_Problem description_. Look through the lines below; wherever the word "code" appears, copy that line.

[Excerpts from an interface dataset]
^^^^^^^^^^^^^^^^
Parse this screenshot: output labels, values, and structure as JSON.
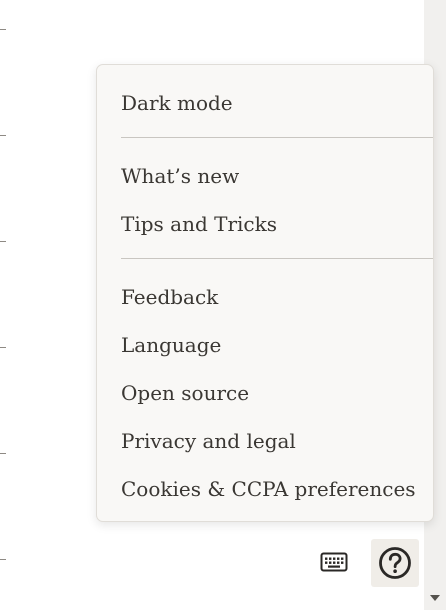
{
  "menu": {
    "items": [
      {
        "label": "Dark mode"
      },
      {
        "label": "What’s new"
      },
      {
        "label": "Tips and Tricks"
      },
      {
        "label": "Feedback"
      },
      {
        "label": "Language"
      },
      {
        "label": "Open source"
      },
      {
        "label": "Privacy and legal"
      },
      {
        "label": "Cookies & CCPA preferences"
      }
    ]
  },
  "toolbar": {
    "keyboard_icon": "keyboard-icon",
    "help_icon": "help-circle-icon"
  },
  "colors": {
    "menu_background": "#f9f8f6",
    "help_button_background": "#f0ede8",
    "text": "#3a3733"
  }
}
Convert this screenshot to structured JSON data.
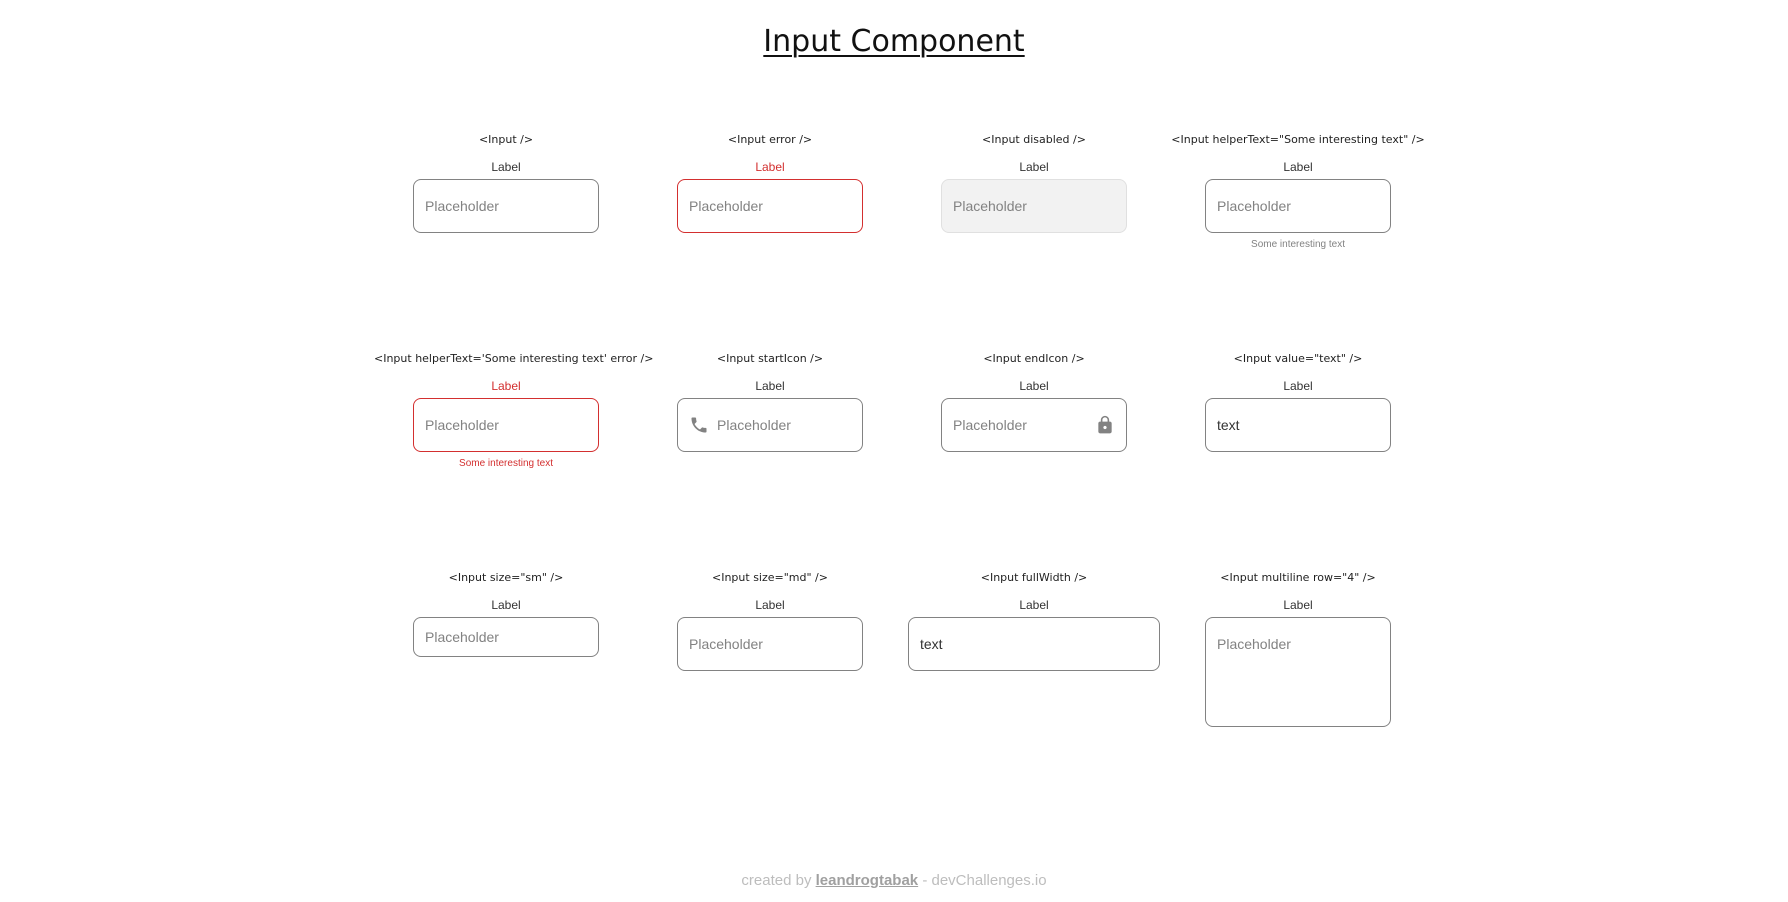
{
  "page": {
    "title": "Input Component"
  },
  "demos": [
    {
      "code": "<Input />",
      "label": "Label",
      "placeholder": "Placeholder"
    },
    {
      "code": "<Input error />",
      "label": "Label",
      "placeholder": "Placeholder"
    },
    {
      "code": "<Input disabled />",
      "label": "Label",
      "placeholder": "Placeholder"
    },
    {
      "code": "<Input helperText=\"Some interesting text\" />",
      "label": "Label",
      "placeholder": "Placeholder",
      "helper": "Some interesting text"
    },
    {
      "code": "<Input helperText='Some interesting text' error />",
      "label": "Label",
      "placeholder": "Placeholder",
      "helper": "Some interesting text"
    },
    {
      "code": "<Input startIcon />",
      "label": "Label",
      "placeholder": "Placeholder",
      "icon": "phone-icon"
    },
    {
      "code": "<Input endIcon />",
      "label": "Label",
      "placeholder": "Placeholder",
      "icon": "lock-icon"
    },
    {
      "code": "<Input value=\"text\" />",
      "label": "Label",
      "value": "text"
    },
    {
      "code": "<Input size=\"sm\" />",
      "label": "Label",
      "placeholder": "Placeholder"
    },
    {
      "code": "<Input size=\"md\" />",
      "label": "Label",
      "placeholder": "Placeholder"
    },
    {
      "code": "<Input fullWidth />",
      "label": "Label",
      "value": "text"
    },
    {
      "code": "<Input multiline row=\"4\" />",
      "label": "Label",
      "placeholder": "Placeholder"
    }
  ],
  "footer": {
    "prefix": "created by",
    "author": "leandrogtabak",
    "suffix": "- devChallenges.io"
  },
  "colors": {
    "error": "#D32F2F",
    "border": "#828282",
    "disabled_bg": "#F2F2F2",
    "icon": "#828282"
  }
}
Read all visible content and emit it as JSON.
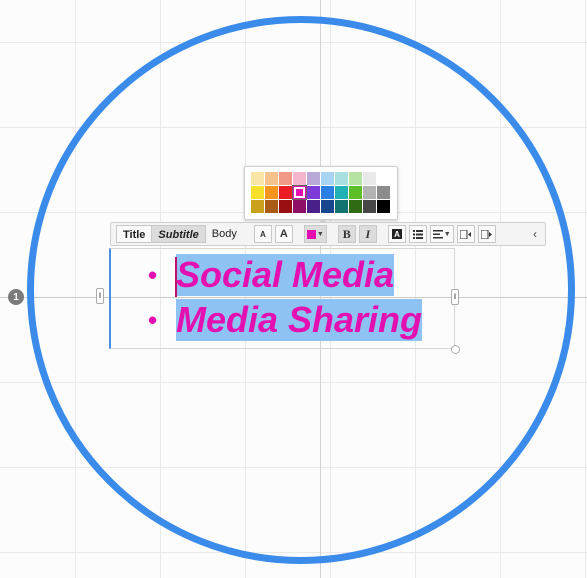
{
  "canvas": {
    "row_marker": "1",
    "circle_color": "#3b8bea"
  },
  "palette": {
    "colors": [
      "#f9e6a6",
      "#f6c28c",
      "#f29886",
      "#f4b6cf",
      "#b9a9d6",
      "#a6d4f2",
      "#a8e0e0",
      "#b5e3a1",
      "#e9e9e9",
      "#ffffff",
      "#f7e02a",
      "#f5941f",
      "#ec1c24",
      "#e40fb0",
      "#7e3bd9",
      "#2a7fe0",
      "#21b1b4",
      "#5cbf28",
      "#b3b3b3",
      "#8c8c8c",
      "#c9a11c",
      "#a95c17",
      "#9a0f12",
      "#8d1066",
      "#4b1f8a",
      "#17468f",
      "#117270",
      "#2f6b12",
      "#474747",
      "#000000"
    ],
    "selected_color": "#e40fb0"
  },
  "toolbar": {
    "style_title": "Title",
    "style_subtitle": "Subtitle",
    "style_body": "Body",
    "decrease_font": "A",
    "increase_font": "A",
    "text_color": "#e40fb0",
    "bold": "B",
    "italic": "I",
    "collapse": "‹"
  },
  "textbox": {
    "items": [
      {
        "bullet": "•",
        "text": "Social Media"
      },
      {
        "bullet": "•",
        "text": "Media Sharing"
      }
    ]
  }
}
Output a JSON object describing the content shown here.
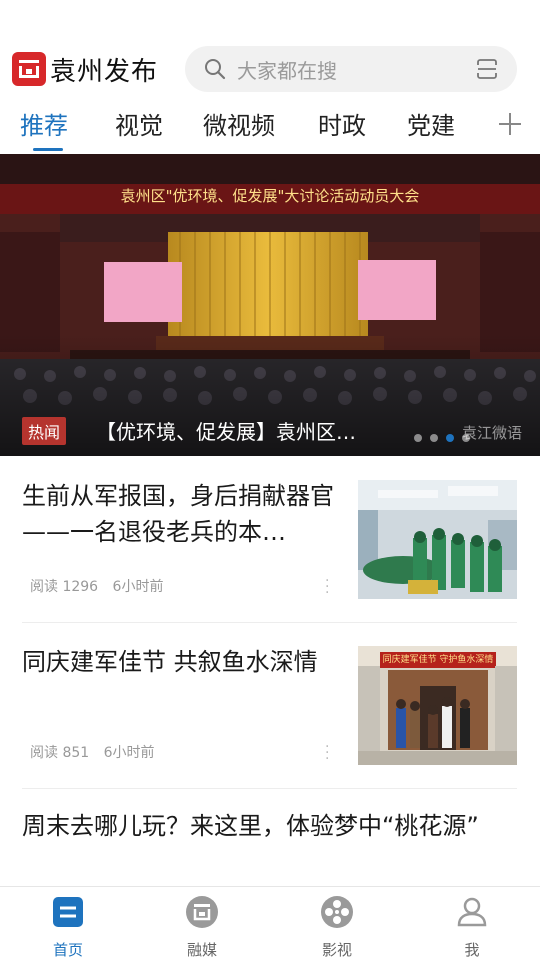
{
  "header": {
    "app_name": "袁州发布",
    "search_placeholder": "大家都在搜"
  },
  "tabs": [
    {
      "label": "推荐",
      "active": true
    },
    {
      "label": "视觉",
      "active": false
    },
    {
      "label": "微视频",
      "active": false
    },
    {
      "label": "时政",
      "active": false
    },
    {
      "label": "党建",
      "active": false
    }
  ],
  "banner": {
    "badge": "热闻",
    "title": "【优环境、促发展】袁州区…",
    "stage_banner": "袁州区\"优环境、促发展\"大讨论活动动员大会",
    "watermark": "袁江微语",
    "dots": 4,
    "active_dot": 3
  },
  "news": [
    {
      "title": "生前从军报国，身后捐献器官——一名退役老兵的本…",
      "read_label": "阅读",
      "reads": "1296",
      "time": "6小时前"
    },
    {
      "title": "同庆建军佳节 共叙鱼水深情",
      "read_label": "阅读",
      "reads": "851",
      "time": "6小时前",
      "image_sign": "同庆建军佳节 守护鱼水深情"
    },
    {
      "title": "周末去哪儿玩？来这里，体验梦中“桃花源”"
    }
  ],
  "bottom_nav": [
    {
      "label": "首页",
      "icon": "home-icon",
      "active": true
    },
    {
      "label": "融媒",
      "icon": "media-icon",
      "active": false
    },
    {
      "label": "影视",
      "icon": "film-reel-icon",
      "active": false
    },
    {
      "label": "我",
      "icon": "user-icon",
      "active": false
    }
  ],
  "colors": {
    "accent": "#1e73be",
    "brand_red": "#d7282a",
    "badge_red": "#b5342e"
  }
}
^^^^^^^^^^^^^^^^
_Written response_.
      "code": "<Input />",
      "code": "<Input error />",
      "code": "<Input disabled />",
      "code": "<Input helperText=\"Some interesting text\" />",
      "code": "<Input helperText='Some interesting text' error />",
      "code": "<Input startIcon />",
      "code": "<Input endIcon />",
      "code": "<Input value=\"text\" />",
      "code": "<Input size=\"sm\" />",
      "code": "<Input size=\"md\" />",
      "code": "<Input fullWidth />",
      "code": "<Input multiline row=\"4\" />",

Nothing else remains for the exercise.